The U.S. Attorney’s Office has declined to prosecute Officer Frederick Friday for the shooting death of David Kerstetter in early November of last year. Friday had shot and killed Kerstetter in the Logan Circle resident’s bathroom entrance. Friday, and his partner Officer Christian Glynn, had responded to the home after a report of an open door. Kerstetter suffered from a mental illness and had pleaded for the police to leave him alone. The police went in anyway to investigate. Officer Friday claimed Kerstetter came at him with a knife before he opened fire. Kerstetter was shot multiple times.

“We’ve closed it out,” wrote  Channing Phillips, spokesperson for the U.S. Attorney’s Office, an e-mail. “After a thorough review of the matter, we declined to bring charges after determining that it was a justifiable shooting.  We have since sent the matter back to MPD for whatever action it deems appropriate.”

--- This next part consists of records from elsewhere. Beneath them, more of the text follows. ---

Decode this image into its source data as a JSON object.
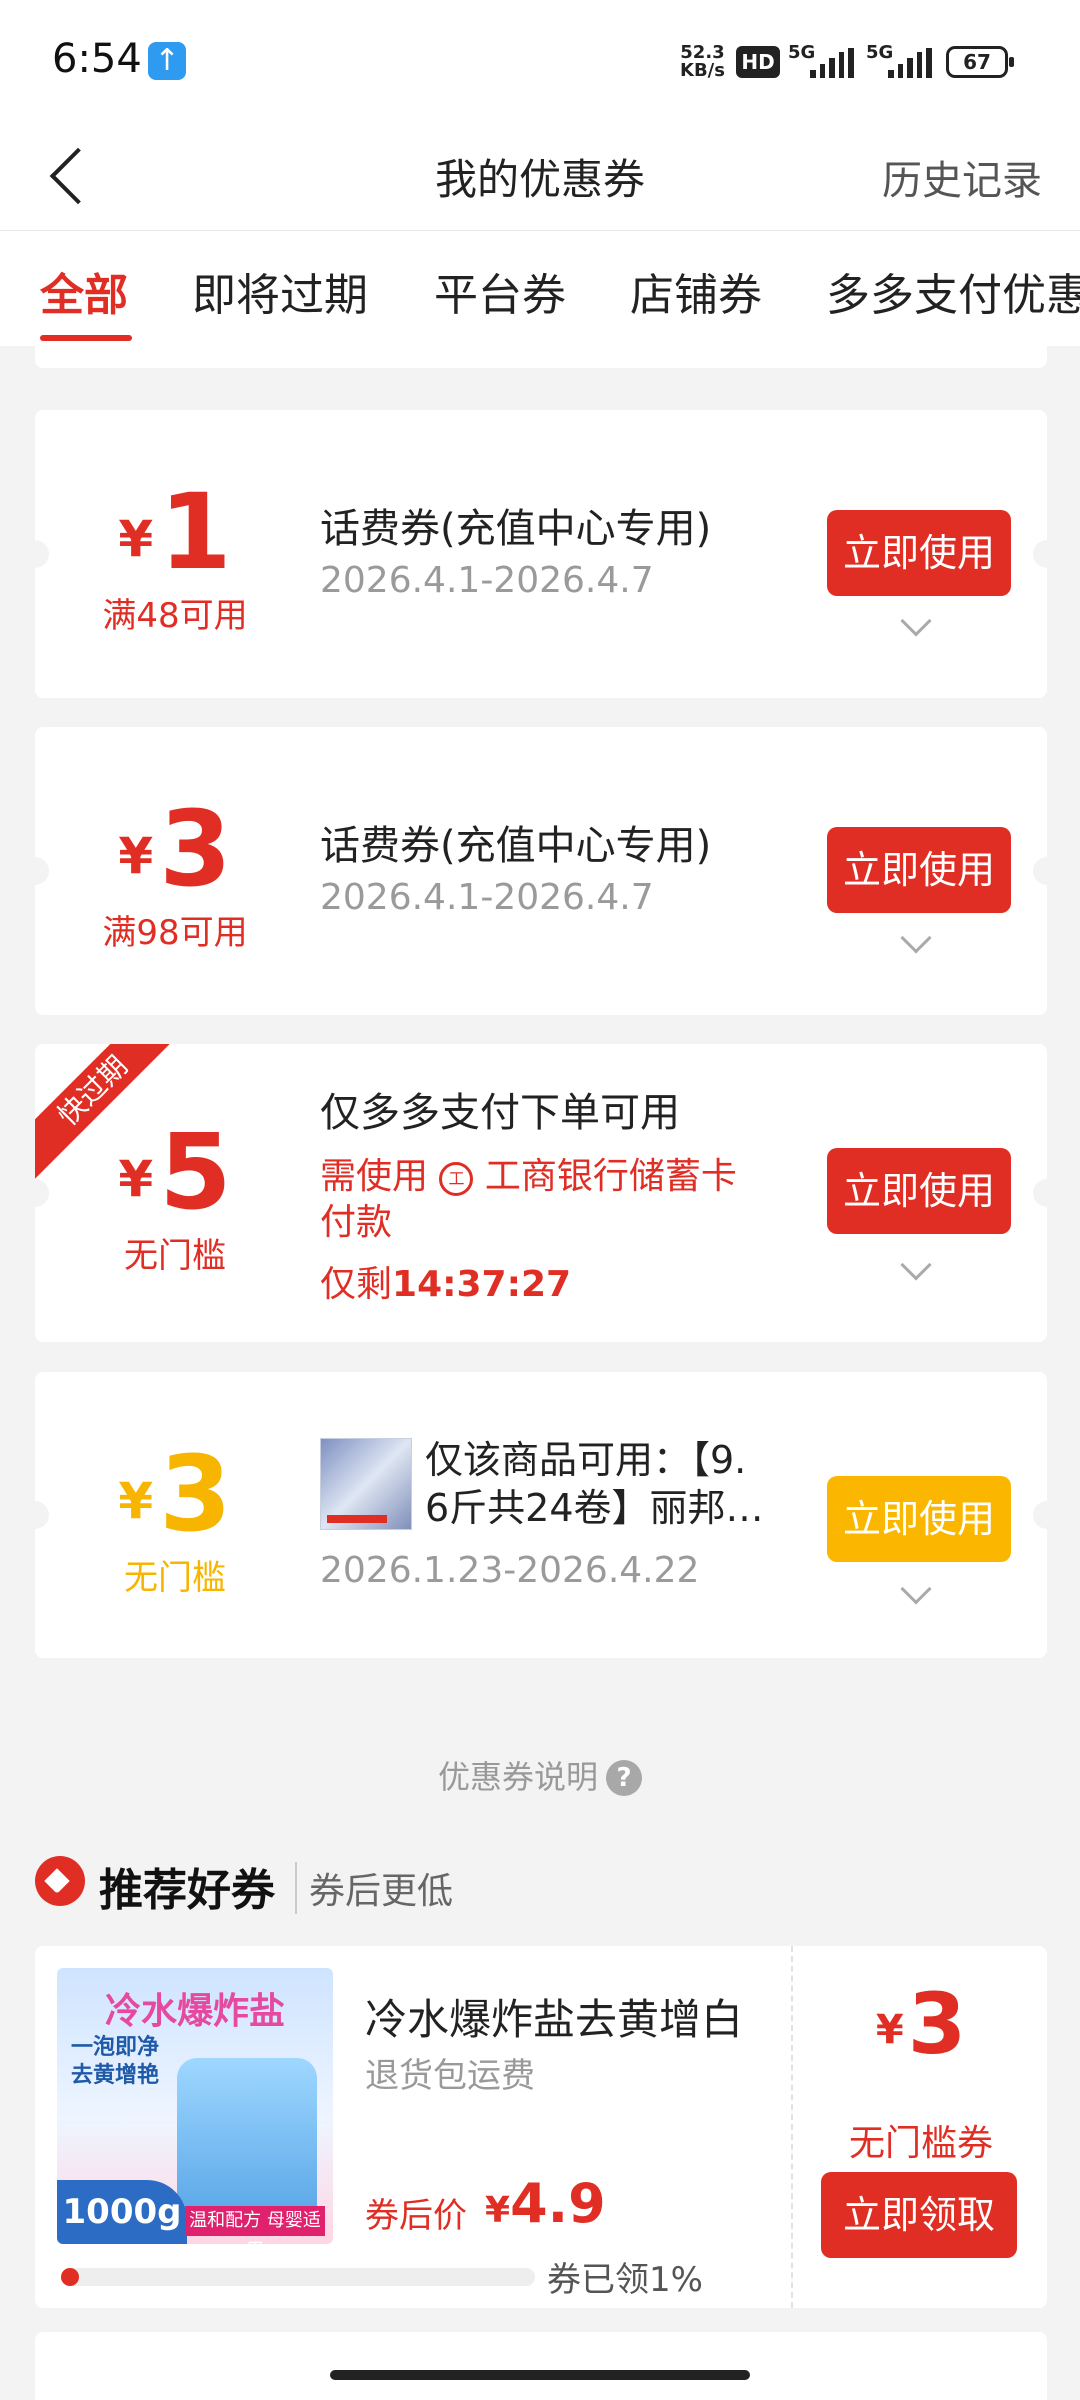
{
  "status": {
    "time": "6:54",
    "upload_badge": "↑",
    "net_speed_value": "52.3",
    "net_speed_unit": "KB/s",
    "hd": "HD",
    "sim1": "5G",
    "sim2": "5G",
    "battery": "67"
  },
  "nav": {
    "title": "我的优惠券",
    "history": "历史记录"
  },
  "tabs": [
    "全部",
    "即将过期",
    "平台券",
    "店铺券",
    "多多支付优惠"
  ],
  "coupons": [
    {
      "yen": "¥",
      "amount": "1",
      "condition": "满48可用",
      "title": "话费券(充值中心专用)",
      "date": "2026.4.1-2026.4.7",
      "button": "立即使用"
    },
    {
      "yen": "¥",
      "amount": "3",
      "condition": "满98可用",
      "title": "话费券(充值中心专用)",
      "date": "2026.4.1-2026.4.7",
      "button": "立即使用"
    },
    {
      "yen": "¥",
      "amount": "5",
      "condition": "无门槛",
      "ribbon": "快过期",
      "title": "仅多多支付下单可用",
      "line1": "需使用",
      "bank": "工商银行储蓄卡",
      "line2": "付款",
      "countdown_prefix": "仅剩",
      "countdown": "14:37:27",
      "button": "立即使用"
    },
    {
      "yen": "¥",
      "amount": "3",
      "condition": "无门槛",
      "title_line1": "仅该商品可用：【9.",
      "title_line2": "6斤共24卷】丽邦…",
      "date": "2026.1.23-2026.4.22",
      "button": "立即使用"
    }
  ],
  "explain": {
    "label": "优惠券说明",
    "icon": "?"
  },
  "recommend": {
    "title": "推荐好券",
    "subtitle": "券后更低",
    "card": {
      "img_title": "冷水爆炸盐",
      "img_line1": "一泡即净",
      "img_line2": "去黄增艳",
      "img_weight": "1000g",
      "img_band": "温和配方 母婴适用",
      "name": "冷水爆炸盐去黄增白",
      "tag": "退货包运费",
      "price_label": "券后价",
      "price_yen": "¥",
      "price": "4.9",
      "coupon_yen": "¥",
      "coupon_amount": "3",
      "coupon_condition": "无门槛券",
      "claim_button": "立即领取",
      "claimed_text": "券已领1%",
      "claimed_fraction": 0.01
    }
  },
  "colors": {
    "accent": "#e02e24",
    "yellow": "#fbb700",
    "background": "#f3f3f3"
  }
}
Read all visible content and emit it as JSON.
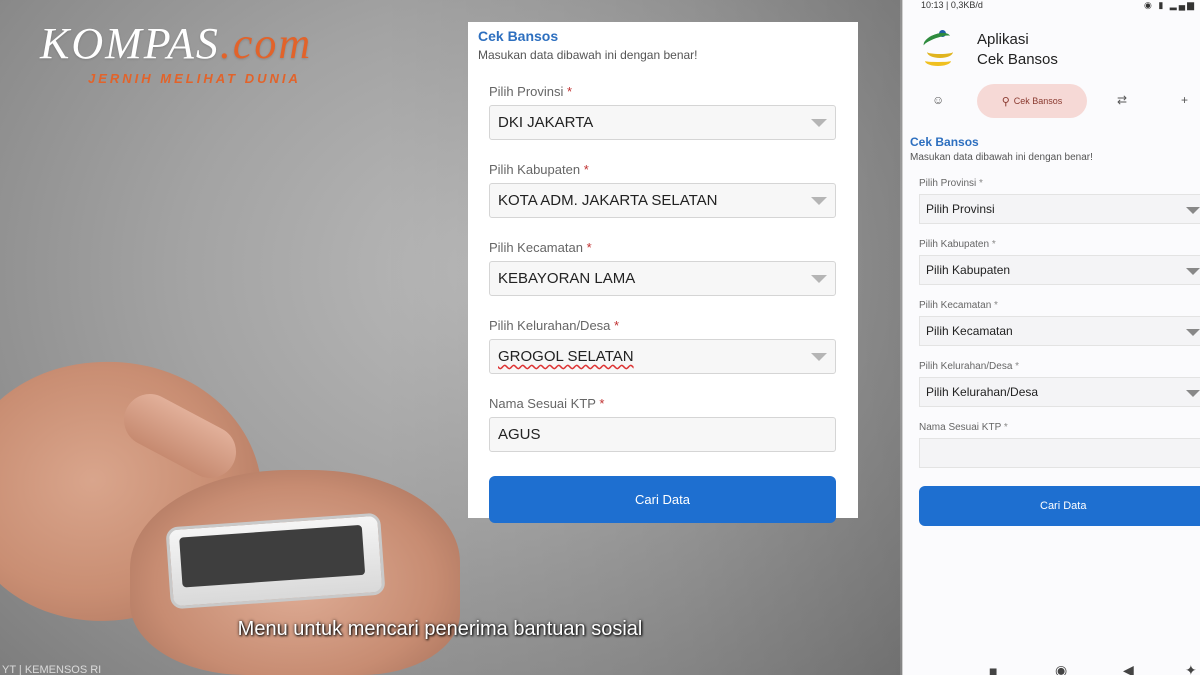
{
  "logo": {
    "brand": "KOMPAS",
    "domain": ".com",
    "tagline": "JERNIH MELIHAT DUNIA"
  },
  "form": {
    "title": "Cek Bansos",
    "subtitle": "Masukan data dibawah ini dengan benar!",
    "fields": [
      {
        "label": "Pilih Provinsi",
        "value": "DKI JAKARTA"
      },
      {
        "label": "Pilih Kabupaten",
        "value": "KOTA ADM. JAKARTA SELATAN"
      },
      {
        "label": "Pilih Kecamatan",
        "value": "KEBAYORAN LAMA"
      },
      {
        "label": "Pilih Kelurahan/Desa",
        "value": "GROGOL SELATAN"
      },
      {
        "label": "Nama Sesuai KTP",
        "value": "AGUS"
      }
    ],
    "required_mark": "*",
    "button": "Cari Data"
  },
  "caption": "Menu untuk mencari penerima bantuan sosial",
  "watermark": "YT | KEMENSOS RI",
  "phone": {
    "status_left": "10:13 | 0,3KB/d",
    "app_name_line1": "Aplikasi",
    "app_name_line2": "Cek Bansos",
    "active_tab": "Cek Bansos",
    "form_title": "Cek Bansos",
    "form_subtitle": "Masukan data dibawah ini dengan benar!",
    "fields": [
      {
        "label": "Pilih Provinsi",
        "value": "Pilih Provinsi"
      },
      {
        "label": "Pilih Kabupaten",
        "value": "Pilih Kabupaten"
      },
      {
        "label": "Pilih Kecamatan",
        "value": "Pilih Kecamatan"
      },
      {
        "label": "Pilih Kelurahan/Desa",
        "value": "Pilih Kelurahan/Desa"
      },
      {
        "label": "Nama Sesuai KTP",
        "value": ""
      }
    ],
    "required_mark": "*",
    "button": "Cari Data"
  },
  "colors": {
    "accent_blue": "#1e6fd0",
    "title_blue": "#2d6fbf",
    "brand_orange": "#e2632a",
    "active_tab_bg": "#f6d9d6"
  },
  "icons": [
    "profile-icon",
    "person-search-icon",
    "swap-icon",
    "add-person-icon",
    "square-nav-icon",
    "circle-nav-icon",
    "back-nav-icon"
  ]
}
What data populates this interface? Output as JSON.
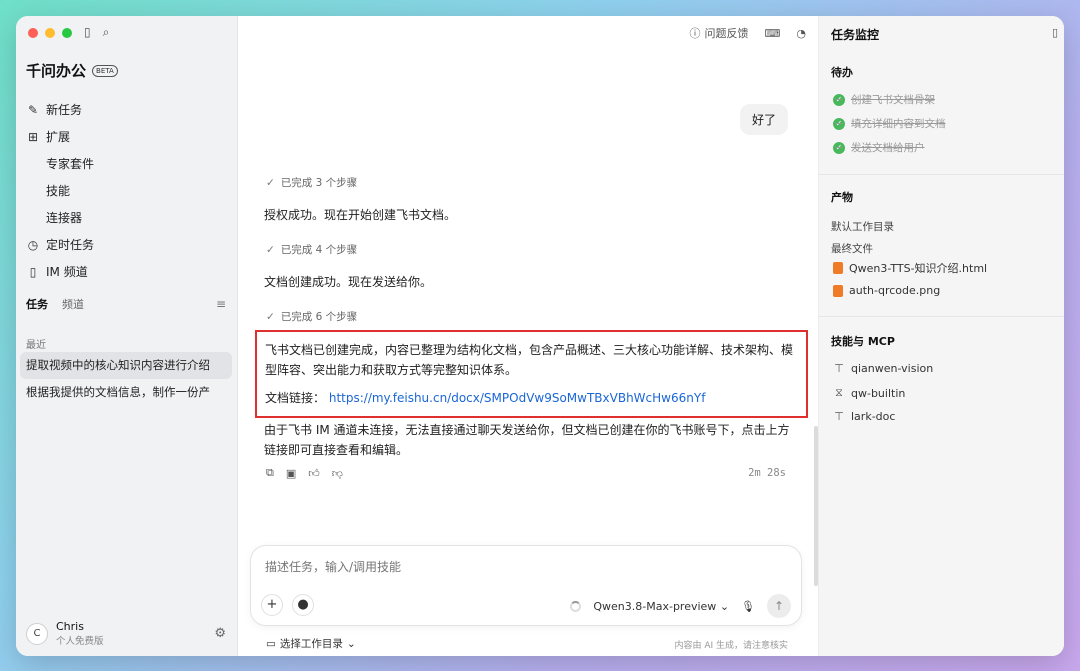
{
  "sidebar": {
    "brand": "千问办公",
    "beta": "BETA",
    "nav": [
      {
        "label": "新任务"
      },
      {
        "label": "扩展"
      },
      {
        "label": "专家套件"
      },
      {
        "label": "技能"
      },
      {
        "label": "连接器"
      },
      {
        "label": "定时任务"
      },
      {
        "label": "IM 频道"
      }
    ],
    "tabs": [
      {
        "label": "任务"
      },
      {
        "label": "频道"
      }
    ],
    "recent_label": "最近",
    "recent": [
      {
        "label": "提取视频中的核心知识内容进行介绍"
      },
      {
        "label": "根据我提供的文档信息，制作一份产"
      }
    ],
    "user": {
      "initial": "C",
      "name": "Chris",
      "plan": "个人免费版"
    }
  },
  "main": {
    "feedback": "问题反馈",
    "user_message": "好了",
    "steps": [
      "已完成 3 个步骤",
      "已完成 4 个步骤",
      "已完成 6 个步骤"
    ],
    "messages": [
      "授权成功。现在开始创建飞书文档。",
      "文档创建成功。现在发送给你。"
    ],
    "highlight_text": "飞书文档已创建完成，内容已整理为结构化文档，包含产品概述、三大核心功能详解、技术架构、模型阵容、突出能力和获取方式等完整知识体系。",
    "link_label": "文档链接：",
    "link_url": "https://my.feishu.cn/docx/SMPOdVw9SoMwTBxVBhWcHw66nYf",
    "after_text": "由于飞书 IM 通道未连接，无法直接通过聊天发送给你，但文档已创建在你的飞书账号下，点击上方链接即可直接查看和编辑。",
    "timer": "2m 28s",
    "composer_placeholder": "描述任务，输入/调用技能",
    "model": "Qwen3.8-Max-preview",
    "workspace": "选择工作目录",
    "disclaimer": "内容由 AI 生成，请注意核实"
  },
  "panel": {
    "title": "任务监控",
    "todo_title": "待办",
    "todos": [
      "创建飞书文档骨架",
      "填充详细内容到文档",
      "发送文档给用户"
    ],
    "artifacts_title": "产物",
    "default_dir": "默认工作目录",
    "final_files": "最终文件",
    "files": [
      "Qwen3-TTS-知识介绍.html",
      "auth-qrcode.png"
    ],
    "skills_title": "技能与 MCP",
    "skills": [
      "qianwen-vision",
      "qw-builtin",
      "lark-doc"
    ]
  },
  "colors": {
    "accent_link": "#1a66d6",
    "highlight_border": "#e0302d",
    "done_green": "#49b85c",
    "file_orange": "#f07b27"
  }
}
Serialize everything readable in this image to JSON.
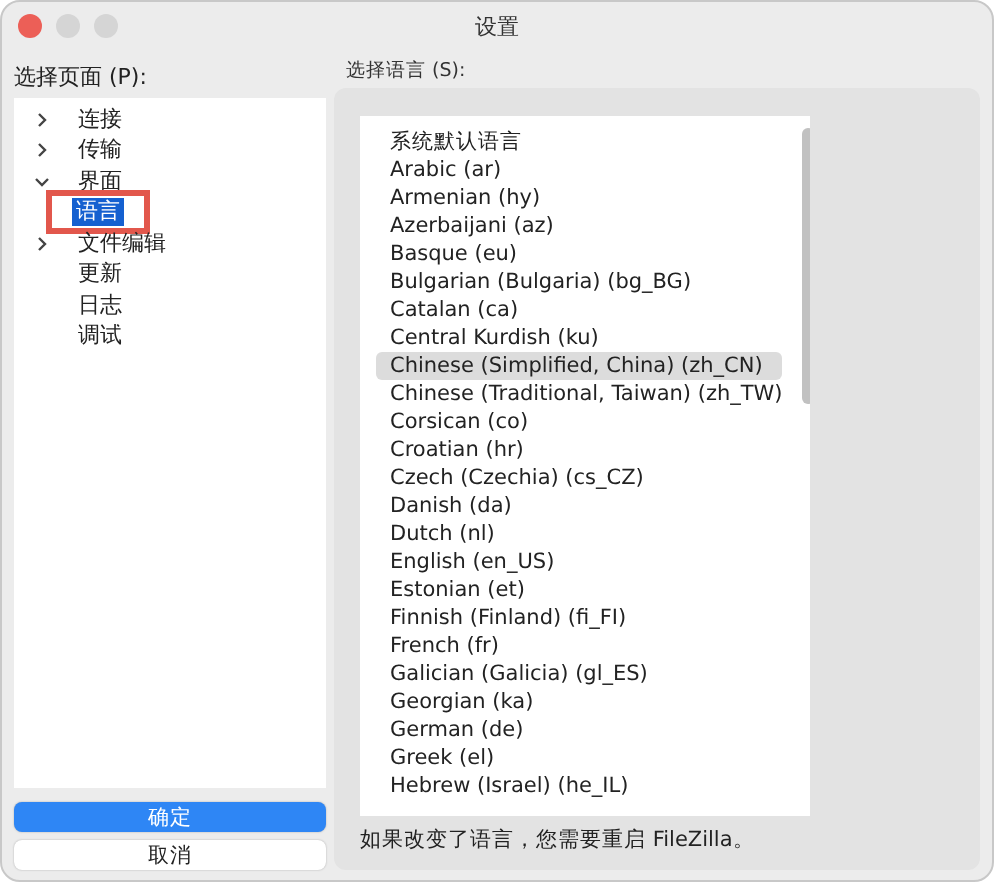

Phillips went on to state: “There was no evidence that the officer violated the law when he used deadly force in this case.  Beyond that, I can’t comment.”

Today, Phillips wrote another e-mail explaining further the office’s decision.

Phillips writes:

“Our decision not to file charges in this matter was the result of a thorough investigation, which included an examination of the autopsy report, all available forensic evidence, radio communications, and witness interviews.  In this tragic incident, the officers arrived at Mr. Kerstetter’s home and discovered that his door had been kicked in and that nobody was responding from the residence.  The officers worked with Mr. Kerstetter’s neighbors and attempted to contact several third parties in order to resolve the situation peacefully.  When these efforts failed, and the officers reluctantly entered his residence, Mr. Kerstetter threatened to take his own life and held a knife to his own throat.  Despite reasonable efforts to avoid taking Mr. Kerstetter’s life by repeatedly telling him to drop the knife, Mr. Kerstetter instead lunged toward the officers with the knife and ultimately left the officer who had his weapon drawn with no choice but to use deadly force to protect himself and others from death or serious bodily injury.”

The Kerstetter shooting may have played a role in the D.C. Police Department’s recent decision to change how they train officers on dealing with residents in crisis. The prosecutor’s decision is not all that shocking.

In the last 10 years, according to Phillips, the U.S. Attorney’s Office has not prosecuted a single cop for shooting a citizen.

Last week, the Washington Post wrote an editorial asking why it took a civil suit to reveal new facts in the Rawlings shooting. Maybe it’s because prosecutors just don’t go after cop shooters. The bar is significantly higher to get a conviction in a criminal court.

In a cover story, a very, very old cover story, prosecutor Deb Sines broke it down: “All the cop has to do is take the stand and cry and look at a jury with tears in his eyes, and say, ‘I lost it. I’m trying to do the right thing. I’m trying to be a good cop. People spit on us. People shoot us. They have no respect. I lost it. I’m so sorry.’ Not one juror will convict him.”

I went on to write of one example of some seriously bad policing:

D.C. cops have offered far worse testimonials. After getting stabbed by an unknown assailant on June 20, 1998, at the intersection of 14th Street and Park Road NW, Officer Edward Miller fired his Glock, hitting unarmed suspect Jose Joya several times. When later asked why he fired his weapon, Miller told a prosecutor: “I knew I had to get a shot off because I would get teased back at the station by the guys at 4D for not getting a shot off.” Joya won a $500,000 civil-suit settlement in 2000.

Kerstetter’s family has hired veteran attorney Doug Sparks. “On behalf of the family, we have conducted an investigation at least and likely far more thorough than the investigation described in the U.S. Attorney’s statement,” Sparks says in an interview this afternoon. “The results of our investigation paint a far different picture of the events leading to David’s death. In particular, I haven’t heard a word from law enforcement authorities about any ballistics tests in terms of bullet trajectories or any analysis of blood spatter patterns. In my view, that’s probably because they didn’t conduct these forensic analyses. We did. They show at least eight rounds were fired at David and five hit him. Our expert forensic analysis shows that the officers fired downward….Most if not all of the rounds were fired while David was down and incompacitated.”

Sparks goes on to say: “At the end of the day, the issue for the Kerstetters is far more about police training when responding to matters of this nature than they are about whether the police officers should face criminal charges. That’s the difference between the role of the U.S. Attorney’s Office and the civil justice system.”